United States, North Carolina
Duke University Medical Center
Durham, North Carolina, United States, 27710
Sponsors and Collaborators
Duke University
KLS Martin, L.P.
Principal Investigator: Elliott Bennett-Guerrero, M. D. Duke University
  More Information

Bratzler DW, Houck PM; Surgical Infection Prevention Guidelines Writers Workgroup.; American Academy of Orthopaedic Surgeons.; American Association of Critical Care Nurses.; American Association of Nurse Anesthetists.; American College of Surgeons.; American College of Osteopathic Surgeons.; American Geriatrics Society.; American Society of Anesthesiologists.; American Society of Colon and Rectal Surgeons.; American Society of Health-System Pharmacists.; American Society of PeriAnesthesia Nurses.; Ascension Health.; Association of periOperative Registered Nurses.; Association for Professionals in Infection Control and Epidemiology.; Infectious Diseases Society of America.; Medical Letter.; Premier.; Society for Healthcare Epidemiology of America.; Society of Thoracic Surgeons.; Surgical Infection Society.. Antimicrobial prophylaxis for surgery: an advisory statement from the National Surgical Infection Prevention Project. Clin Infect Dis. 2004 Jun 15;38(12):1706-15. Review.

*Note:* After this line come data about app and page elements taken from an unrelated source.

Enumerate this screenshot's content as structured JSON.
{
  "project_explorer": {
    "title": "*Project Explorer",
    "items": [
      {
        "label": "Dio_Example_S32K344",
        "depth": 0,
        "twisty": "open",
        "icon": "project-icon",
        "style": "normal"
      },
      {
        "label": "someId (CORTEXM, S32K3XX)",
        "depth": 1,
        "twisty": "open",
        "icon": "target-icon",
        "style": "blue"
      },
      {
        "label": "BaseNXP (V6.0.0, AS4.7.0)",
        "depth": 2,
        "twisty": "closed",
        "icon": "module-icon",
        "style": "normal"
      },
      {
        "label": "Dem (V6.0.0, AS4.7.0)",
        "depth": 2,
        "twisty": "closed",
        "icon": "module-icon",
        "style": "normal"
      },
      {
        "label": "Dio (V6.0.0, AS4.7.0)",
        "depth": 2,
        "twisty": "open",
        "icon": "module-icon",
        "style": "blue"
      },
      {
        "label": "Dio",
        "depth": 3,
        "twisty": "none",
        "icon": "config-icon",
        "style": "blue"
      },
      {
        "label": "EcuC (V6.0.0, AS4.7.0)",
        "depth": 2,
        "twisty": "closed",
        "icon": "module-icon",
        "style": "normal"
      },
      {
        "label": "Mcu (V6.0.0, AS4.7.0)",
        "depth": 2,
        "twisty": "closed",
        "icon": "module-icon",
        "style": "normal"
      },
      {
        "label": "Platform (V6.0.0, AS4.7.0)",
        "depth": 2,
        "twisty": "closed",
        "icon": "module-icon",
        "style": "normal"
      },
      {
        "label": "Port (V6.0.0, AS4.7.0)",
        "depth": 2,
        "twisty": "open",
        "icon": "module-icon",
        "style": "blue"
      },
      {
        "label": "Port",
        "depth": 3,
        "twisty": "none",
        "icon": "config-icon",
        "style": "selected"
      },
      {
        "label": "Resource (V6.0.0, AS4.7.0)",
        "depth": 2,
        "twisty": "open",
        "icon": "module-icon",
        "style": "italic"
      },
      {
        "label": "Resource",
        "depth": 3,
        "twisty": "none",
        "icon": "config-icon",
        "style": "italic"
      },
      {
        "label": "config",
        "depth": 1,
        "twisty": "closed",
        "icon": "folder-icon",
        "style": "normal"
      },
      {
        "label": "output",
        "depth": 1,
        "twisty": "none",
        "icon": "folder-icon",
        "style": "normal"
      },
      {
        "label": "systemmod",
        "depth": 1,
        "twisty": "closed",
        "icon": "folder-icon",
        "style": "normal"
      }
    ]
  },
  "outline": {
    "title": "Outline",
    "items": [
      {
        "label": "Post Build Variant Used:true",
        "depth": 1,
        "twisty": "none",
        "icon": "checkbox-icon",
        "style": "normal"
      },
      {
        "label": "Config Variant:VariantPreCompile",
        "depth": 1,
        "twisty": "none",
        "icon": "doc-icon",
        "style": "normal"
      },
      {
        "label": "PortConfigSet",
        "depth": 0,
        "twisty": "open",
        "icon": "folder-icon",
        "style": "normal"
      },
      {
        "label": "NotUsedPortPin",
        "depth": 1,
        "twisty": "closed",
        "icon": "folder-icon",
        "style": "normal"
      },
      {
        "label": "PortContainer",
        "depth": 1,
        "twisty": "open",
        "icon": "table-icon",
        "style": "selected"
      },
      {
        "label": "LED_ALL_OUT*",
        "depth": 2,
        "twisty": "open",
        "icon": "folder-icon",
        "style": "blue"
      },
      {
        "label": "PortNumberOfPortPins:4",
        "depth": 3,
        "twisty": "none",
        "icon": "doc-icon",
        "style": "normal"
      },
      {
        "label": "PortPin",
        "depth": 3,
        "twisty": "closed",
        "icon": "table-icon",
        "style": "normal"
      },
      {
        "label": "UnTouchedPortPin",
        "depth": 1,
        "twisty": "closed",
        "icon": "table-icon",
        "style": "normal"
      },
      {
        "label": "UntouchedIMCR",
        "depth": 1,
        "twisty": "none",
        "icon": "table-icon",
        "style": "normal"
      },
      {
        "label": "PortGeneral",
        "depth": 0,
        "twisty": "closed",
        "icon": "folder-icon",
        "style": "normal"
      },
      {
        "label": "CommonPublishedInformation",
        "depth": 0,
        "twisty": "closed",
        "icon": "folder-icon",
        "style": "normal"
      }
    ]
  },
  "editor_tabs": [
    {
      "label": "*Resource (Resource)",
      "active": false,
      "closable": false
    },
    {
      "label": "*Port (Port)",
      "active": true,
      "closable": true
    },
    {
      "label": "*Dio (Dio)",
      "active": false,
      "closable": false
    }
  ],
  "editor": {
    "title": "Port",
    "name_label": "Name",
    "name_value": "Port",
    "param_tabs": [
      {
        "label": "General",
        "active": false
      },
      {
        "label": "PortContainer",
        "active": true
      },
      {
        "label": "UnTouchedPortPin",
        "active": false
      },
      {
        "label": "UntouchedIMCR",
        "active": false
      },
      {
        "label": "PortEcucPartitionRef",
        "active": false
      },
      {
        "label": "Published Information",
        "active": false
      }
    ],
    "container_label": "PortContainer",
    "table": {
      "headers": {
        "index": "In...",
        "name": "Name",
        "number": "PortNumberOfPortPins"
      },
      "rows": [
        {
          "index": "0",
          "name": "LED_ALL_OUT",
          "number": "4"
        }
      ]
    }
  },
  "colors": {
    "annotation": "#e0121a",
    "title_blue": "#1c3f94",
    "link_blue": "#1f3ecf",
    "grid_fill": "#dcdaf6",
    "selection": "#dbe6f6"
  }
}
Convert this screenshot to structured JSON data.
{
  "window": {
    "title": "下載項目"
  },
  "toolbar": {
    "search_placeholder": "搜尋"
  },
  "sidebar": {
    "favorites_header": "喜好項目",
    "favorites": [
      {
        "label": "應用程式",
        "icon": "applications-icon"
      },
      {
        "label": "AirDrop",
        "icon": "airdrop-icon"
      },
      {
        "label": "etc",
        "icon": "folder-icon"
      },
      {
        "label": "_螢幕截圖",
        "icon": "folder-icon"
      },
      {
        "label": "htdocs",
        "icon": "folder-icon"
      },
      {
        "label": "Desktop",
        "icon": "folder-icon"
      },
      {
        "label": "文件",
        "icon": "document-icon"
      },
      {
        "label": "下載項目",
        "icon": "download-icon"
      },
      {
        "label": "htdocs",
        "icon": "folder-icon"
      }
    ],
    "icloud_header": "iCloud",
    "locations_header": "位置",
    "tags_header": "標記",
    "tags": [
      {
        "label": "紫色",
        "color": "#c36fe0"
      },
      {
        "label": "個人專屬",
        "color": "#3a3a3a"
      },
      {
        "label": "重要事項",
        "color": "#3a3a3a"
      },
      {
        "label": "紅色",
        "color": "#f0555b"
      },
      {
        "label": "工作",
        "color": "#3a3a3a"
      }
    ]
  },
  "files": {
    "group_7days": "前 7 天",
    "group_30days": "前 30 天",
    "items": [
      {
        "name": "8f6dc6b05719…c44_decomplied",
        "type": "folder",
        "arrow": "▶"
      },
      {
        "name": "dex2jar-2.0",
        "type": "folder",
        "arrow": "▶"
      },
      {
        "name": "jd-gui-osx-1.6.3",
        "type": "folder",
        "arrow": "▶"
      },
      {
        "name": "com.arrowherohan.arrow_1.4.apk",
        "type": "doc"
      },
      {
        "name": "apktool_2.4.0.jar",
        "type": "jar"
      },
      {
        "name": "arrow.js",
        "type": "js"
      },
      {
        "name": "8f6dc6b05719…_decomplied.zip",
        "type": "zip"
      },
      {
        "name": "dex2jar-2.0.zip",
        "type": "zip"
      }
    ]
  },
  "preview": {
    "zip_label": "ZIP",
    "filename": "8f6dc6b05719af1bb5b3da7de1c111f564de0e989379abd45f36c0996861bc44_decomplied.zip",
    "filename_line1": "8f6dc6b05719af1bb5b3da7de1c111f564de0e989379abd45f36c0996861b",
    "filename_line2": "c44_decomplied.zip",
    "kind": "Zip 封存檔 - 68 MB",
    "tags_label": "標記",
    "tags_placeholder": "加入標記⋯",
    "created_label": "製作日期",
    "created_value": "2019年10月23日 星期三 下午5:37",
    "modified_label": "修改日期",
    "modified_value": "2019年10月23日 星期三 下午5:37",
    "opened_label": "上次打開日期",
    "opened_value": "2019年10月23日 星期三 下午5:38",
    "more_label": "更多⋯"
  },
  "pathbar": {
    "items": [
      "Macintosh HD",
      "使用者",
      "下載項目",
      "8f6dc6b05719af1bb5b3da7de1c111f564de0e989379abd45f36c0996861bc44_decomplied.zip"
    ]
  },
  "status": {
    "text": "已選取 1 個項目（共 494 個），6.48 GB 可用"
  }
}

Responsible Party: Gary Moore/ Regulatory Affair, Quality Assurance, KLS Martin, L.P. Identifier: NCT00638014     History of Changes
Other Study ID Numbers: PRO00006260
Study First Received: March 12, 2008
Results First Received: February 23, 2011
Last Updated: April 5, 2011

Keywords provided by Duke University:
Sternal wound closure
cardiac surgery
sternal nonunion

Additional relevant MeSH terms:
Wound Infection
Wounds and Injuries
Mediastinal Diseases
Thoracic Diseases
Respiratory Tract Diseases processed this record on March 28, 2017